10 Chaim Rapoport, Judaism and Homosexuality: An Authentic Orthodox View (London: Vallentine Mitchell, 2004), 90-100; Yuval Chernow, “Single Women Who Want to Have a Baby,” Conversations 8 (Jewish Institute for Ideas and Ideals, 2010): 95-111.
11 Ryan T. Anderson, Truth Overruled: The Future of Marriage and Religious Freedom (New York: Regnery, 2015).
12 See Novak’s praise of Sherif Girgis, Ryan T. Anderson, and Robert P. George, What is Marriage?

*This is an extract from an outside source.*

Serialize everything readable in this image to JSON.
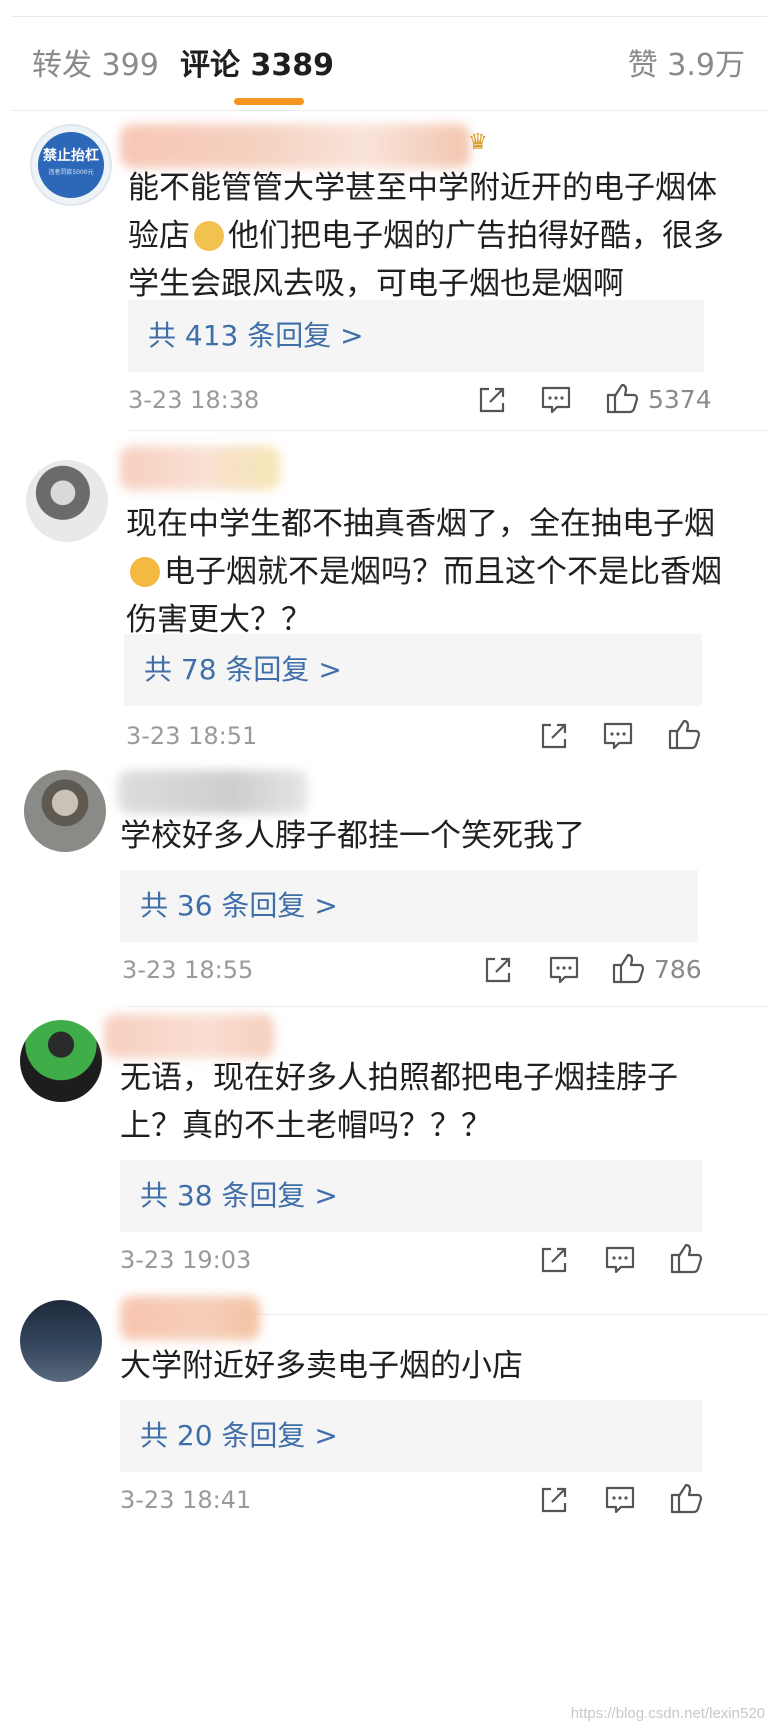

Man and Woman: A Defense (New York: Encounter, 2012), back cover.
13 Stanton L. Jones, “Same-sex science,” First Things 220 (Feb 2012): 27-33.
14 Jon C. Olson, “The Jerusalem Decree, Paul, and the Gentile Analogy to Homosexual Persons,” Journal of Religious Ethics 40:2 (2012): 361-85.
15 Jon C. Olson, “Idol Food, Same-Sex Intercourse, and Tolerable Diversity within the Church,” Anglican Theological Review 95:4 (2013): 627-47.
16 Rapoport, Judaism and Homosexuality, 1, citing TB Sanhedrin 74a; TJ Sheviit 4:2; Maimonides, Hilkhot Yesodei HaTorah 5:1-2; and Shulchan Aruch Yoreh Deah 157:1. According to some authorities, one is not obliged to choose death rather than submit passively to homosexual intercourse.
17 See Rapoport, Judaism and Homosexuality, 54-56.
18 See www.spiritualfriendship.com, accessed September 14, 2016; and Wesley Hill, Spiritual Friendship: Finding Love in the Church as a Celibate Gay Christian (Grand Rapids: Brazos, 2015).
19 Vineyard USA, “Pastoring LGBT Persons,” accessed 24 April 2016, http://vineyardusa.org/site/files/PositionPaper-VineyardUSA-Pastoring_LGBT_Persons.pdf, 24.
20 Marlin Jeschke, Discipling in the Church: Recovering a Ministry of the Gospel (Scottdale, PA: Herald Press, 1988).
21 Yarhouse, Homosexuality and the Christian, 185-88.
22 Ibid., 188-97.
23 Tirzah Meacham, “Abortion,” Jewish Women’s Archive, Encyclopedia, accessed September 14, 2016, http://jwa.org/encyclopedia/article/abortion.